The Need for Foster Care Parents

You Can Help Oregon’s Foster Care Crisis

On any given day, there are 7,000 children in Oregon’s foster care system. Many of these children come from situations of abuse and neglect only to find themselves facing uncertainty and instability once they enter foster care.

Boys & Girls Aid, a nonprofit founded in Portland in 1885, wants to change that. We are looking for compassionate people to help improve the lives of children in foster care.

A good foster home is often the first place a child in foster care has felt safe in a long time. Foster parents help children build trust in adults and provide a supportive environment where they can thrive.

Boys & Girls Aid supports foster parents with responsive program staff available 24/7, ongoing free professional training, and generous monthly, tax-free stipends ranging from $1,200 to $3,500 per month. There are options to fit every family, from full-time placement to relief care a few days a month.

Fostering children might bring life changes and challenges, but it’s a great opportunity to make a difference in a child’s life — and in your own life, too. “It’s worth it to get to know these kids,” said experienced foster parents Jen and Chad. “It enriched our lives a lot.”

To learn more, visit our website boysandgirlsaid.org/fostercare, or contact Outreach Coordinator Scott Appel at (503) 542-2316 or sappel@boysandgirlsaid.org.

Getting to Know Your Neighbors

Q&A with Scott Rupp

Scott Rupp, 59, has lived on the streets of Sunnyside and thereabouts since 2019. He’s easy to spot because he’s always blaring Rock & Roll—especially Tool. His music inhabits every empty space and crevice; there’s no escape. Follow the noise and realize that Scott, like Rock & Roll, is here to stay. 

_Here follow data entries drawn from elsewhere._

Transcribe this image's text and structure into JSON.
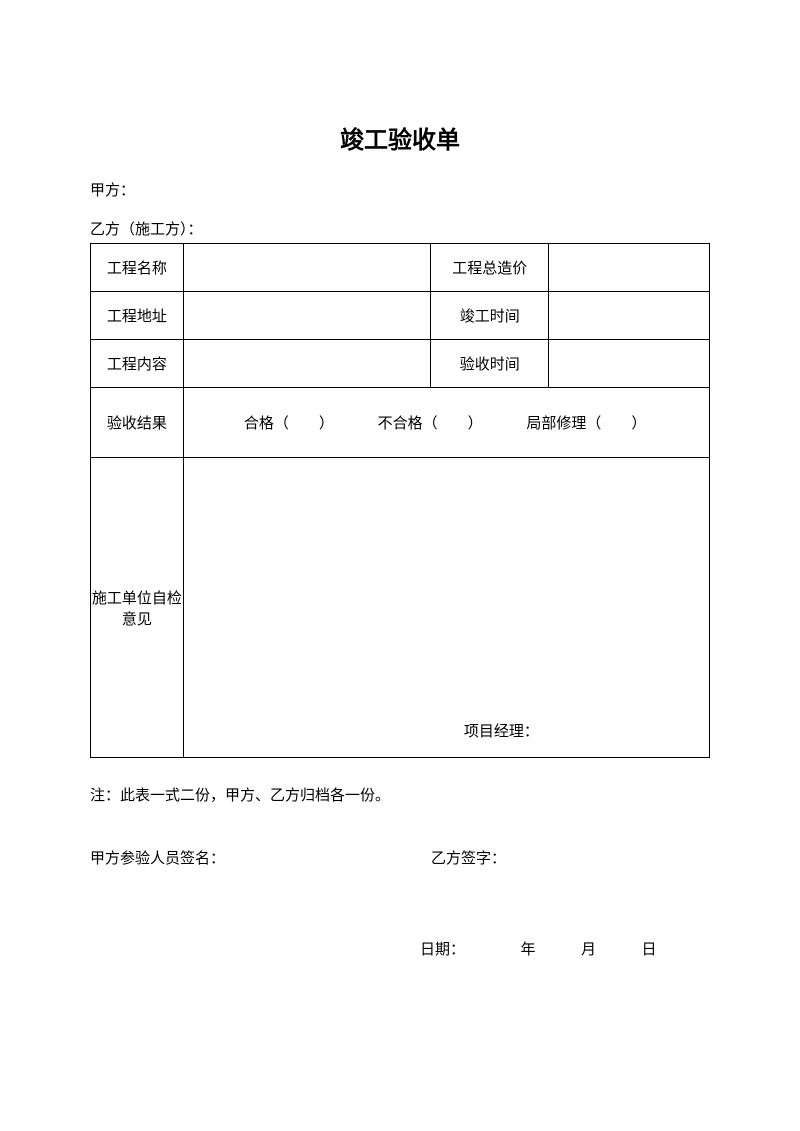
{
  "title": "竣工验收单",
  "partyA_label": "甲方：",
  "partyB_label": "乙方（施工方）：",
  "table": {
    "r1c1": "工程名称",
    "r1c3": "工程总造价",
    "r2c1": "工程地址",
    "r2c3": "竣工时间",
    "r3c1": "工程内容",
    "r3c3": "验收时间",
    "r4c1": "验收结果",
    "result_pass": "合格（　　）",
    "result_fail": "不合格（　　）",
    "result_partial": "局部修理（　　）",
    "r5c1": "施工单位自检意见",
    "pm_label": "项目经理："
  },
  "note": "注：此表一式二份，甲方、乙方归档各一份。",
  "signA": "甲方参验人员签名：",
  "signB": "乙方签字：",
  "date_label": "日期：",
  "year": "年",
  "month": "月",
  "day": "日"
}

How long have you lived in the Sunnyside area or back and forth between Sunnyside and Laurelhurst following the city’s constant sweeps?

Scott: About three years now. I’ve lived in Portland for 59 years. 

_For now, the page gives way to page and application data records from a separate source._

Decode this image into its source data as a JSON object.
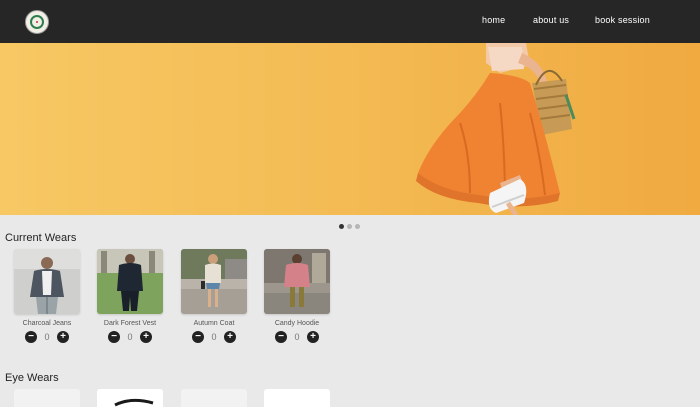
{
  "nav": {
    "logo_icon": "brand-logo-icon",
    "links": [
      "home",
      "about us",
      "book session"
    ]
  },
  "carousel": {
    "slide_count": 3,
    "active_index": 0
  },
  "sections": {
    "current_wears": {
      "title": "Current Wears",
      "items": [
        {
          "name": "Charcoal Jeans",
          "qty": "0"
        },
        {
          "name": "Dark Forest Vest",
          "qty": "0"
        },
        {
          "name": "Autumn Coat",
          "qty": "0"
        },
        {
          "name": "Candy Hoodie",
          "qty": "0"
        }
      ]
    },
    "eye_wears": {
      "title": "Eye Wears"
    }
  },
  "controls": {
    "minus_icon": "minus-circle-icon",
    "plus_icon": "plus-circle-icon",
    "minus_glyph": "−",
    "plus_glyph": "+"
  },
  "colors": {
    "navbar": "#262626",
    "hero_background": "#f4bc55",
    "page_background": "#e9e9e9"
  }
}
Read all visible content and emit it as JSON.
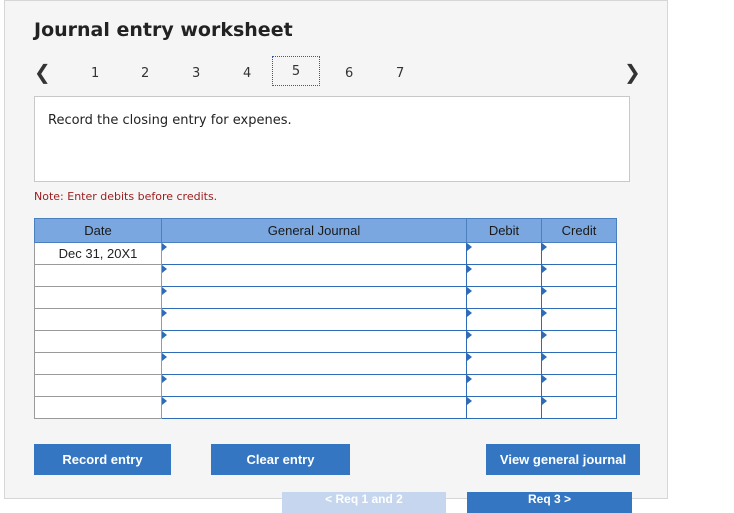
{
  "title": "Journal entry worksheet",
  "nav": {
    "prev_icon": "chevron-left-icon",
    "next_icon": "chevron-right-icon",
    "steps": [
      "1",
      "2",
      "3",
      "4",
      "5",
      "6",
      "7"
    ],
    "active_step": "5"
  },
  "prompt": "Record the closing entry for expenes.",
  "note": "Note: Enter debits before credits.",
  "table": {
    "headers": [
      "Date",
      "General Journal",
      "Debit",
      "Credit"
    ],
    "rows": [
      {
        "date": "Dec 31, 20X1",
        "account": "",
        "debit": "",
        "credit": ""
      },
      {
        "date": "",
        "account": "",
        "debit": "",
        "credit": ""
      },
      {
        "date": "",
        "account": "",
        "debit": "",
        "credit": ""
      },
      {
        "date": "",
        "account": "",
        "debit": "",
        "credit": ""
      },
      {
        "date": "",
        "account": "",
        "debit": "",
        "credit": ""
      },
      {
        "date": "",
        "account": "",
        "debit": "",
        "credit": ""
      },
      {
        "date": "",
        "account": "",
        "debit": "",
        "credit": ""
      },
      {
        "date": "",
        "account": "",
        "debit": "",
        "credit": ""
      }
    ]
  },
  "buttons": {
    "record": "Record entry",
    "clear": "Clear entry",
    "view": "View general journal"
  },
  "bottom_nav": {
    "prev": "< Req 1 and 2",
    "next": "Req 3 >"
  },
  "colors": {
    "button": "#3476c2",
    "header": "#7aa7e0",
    "note": "#9b1c1c",
    "req_prev": "#c5d6ee",
    "req_next": "#3476c2"
  }
}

How long have you been living on the streets? 

Scott: 25 years. 

What kind of music do you like?

Scott: I love Tool. I think Maynard should be president. [Maynard James Keenan is the lead vocalist of Tool, an alternative metal band from Los Angeles.] 

What’s something good or one of the good things that happened while you’ve been out here?

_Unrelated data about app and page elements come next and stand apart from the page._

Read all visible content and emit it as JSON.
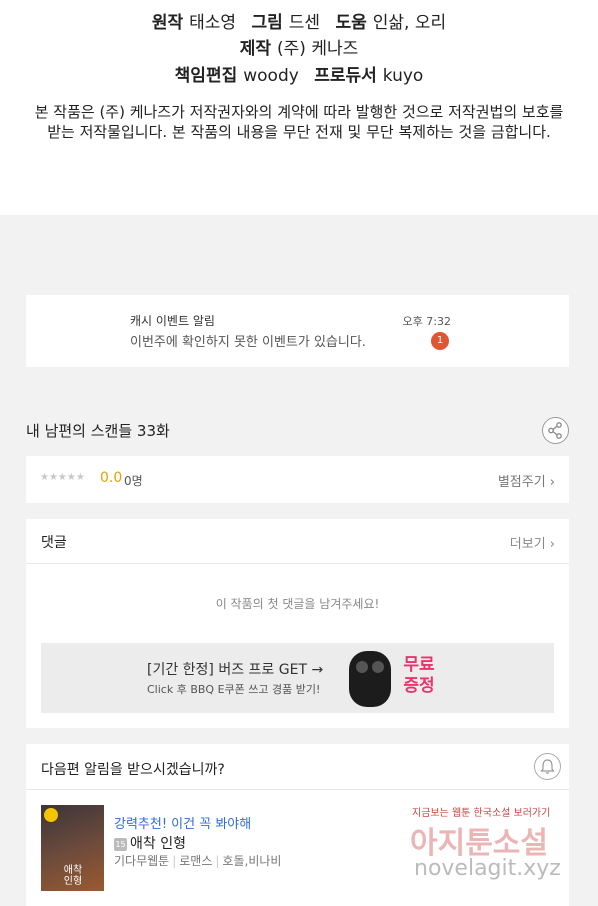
{
  "credits": {
    "line1": {
      "label_a": "원작",
      "value_a": "태소영",
      "label_b": "그림",
      "value_b": "드센",
      "label_c": "도움",
      "value_c": "인삶, 오리"
    },
    "line2": {
      "label": "제작",
      "value": "(주) 케나즈"
    },
    "line3": {
      "label_a": "책임편집",
      "value_a": "woody",
      "label_b": "프로듀서",
      "value_b": "kuyo"
    },
    "copyright_1": "본 작품은 (주) 케나즈가 저작권자와의 계약에 따라 발행한 것으로 저작권법의 보호를",
    "copyright_2": "받는 저작물입니다. 본 작품의 내용을 무단 전재 및 무단 복제하는 것을 금합니다."
  },
  "notification": {
    "title": "캐시 이벤트 알림",
    "body": "이번주에 확인하지 못한 이벤트가 있습니다.",
    "time": "오후 7:32",
    "badge_count": "1"
  },
  "episode": {
    "title": "내 남편의 스캔들 33화",
    "share_icon": "share-icon"
  },
  "rating": {
    "stars": "★★★★★",
    "score": "0.0",
    "people": "0명",
    "rate_link": "별점주기 ›"
  },
  "comments": {
    "title": "댓글",
    "more_link": "더보기 ›",
    "empty_message": "이 작품의 첫 댓글을 남겨주세요!",
    "banner": {
      "headline": "[기간 한정] 버즈 프로 GET →",
      "subtext": "Click 후 BBQ E쿠폰 쓰고 경품 받기!",
      "badge_line1": "무료",
      "badge_line2": "증정"
    }
  },
  "next_episode": {
    "question": "다음편 알림을 받으시겠습니까?",
    "bell_icon": "bell-icon",
    "recommend_label": "강력추천! 이건 꼭 봐야해",
    "age_badge": "15",
    "work_title": "애착 인형",
    "thumb_title": "애착인형",
    "tags": [
      "기다무웹툰",
      "로맨스",
      "호돌,비나비"
    ]
  },
  "watermark": {
    "small_text": "지금보는 웹툰 한국소설 보러가기",
    "big_text": "아지툰소설",
    "url": "novelagit.xyz"
  },
  "colors": {
    "accent_orange": "#e05534",
    "score_gold": "#e0a300",
    "link_blue": "#2e6fd8",
    "badge_pink": "#e8356f"
  }
}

Scott: (Laughter) Oh my God. What’s good? What’s good? These are hard questions.

What do you think about the guys who drive their cars slowly by and glare at us?

Scott: I think they’re misinformed. I think they want to see something for themselves. I think they have a shallow life; I think they have more of a shallow life than I have.

How many times have you been assaulted by housed people?

Scott: Well, the times I’ve been assaulted, I never asked them beforehand if they had a house or not. I don’t know if that has anything to do with it. I’ve been jumped by young men who were drunk at the time. There were four of them and I got hit in the head with a bottle four times. It messed my back up. Messed my train of thought up. I stutter now…now and then because of it.

You applied for Section 8 housing but that was denied. 

Scott: I applied for Social Security, too, and I was denied. Because they always do that. They always deny you […] They’ll deny you. They deny you about three times and then give it to ya. Because hopefully, you’ll just quit applying. 

Can you tell people how your wife, Debbie Ann Beaver, passed away?

Scott: She was in a car wreck when she was 18 years old and had severe head injuries as a result. She was taking seizure medication ever since she was 18 years old, up until the time she passed away. When we were living at Sunnyside Park three years ago, Rapid Response came through and took all…all…all of our belongings. And in her belongings was her medication. She had a grand mal seizure and went into a coma. Rapid Response was there again that day, because they come back again within 10 days to verify if you’ve moved back or not — back in your spot or not — which we had. And, ah, found her laying on the ground and wouldn’t allow anybody else to do anything…do anything for her. And they let her lay there and die. They wanted to fight with people, instead of help her. 

I’m sure if I’d had the chance to meet her, if she was hanging out with you, she had to be cool.

Scott: She had to be cool because she was a person, man. She was a person. She was no animal. She didn’t deserve to die like that. Nobody deserves to die like that. On the side of the street… (In the background, the roar of some dumb engine, its muffler spitting cancer in the street close to us.) People all around her.

For his wife’s wrongful death, Rupp currently awaits negotiations from the City of Portland’s lawyers. In a July Willamette Week article (https://www.wweek.com/news/courts/2021/07/28/legal-notice-alleges-portland-city-contractors-swept-a-homeless-womans-medication-leading-to-her-death), Rupp’s attorney, Michael Fuller, said Beaver’s medication was to “treat symptoms from seizures due to a head injury, high blood pressure and diabetes.”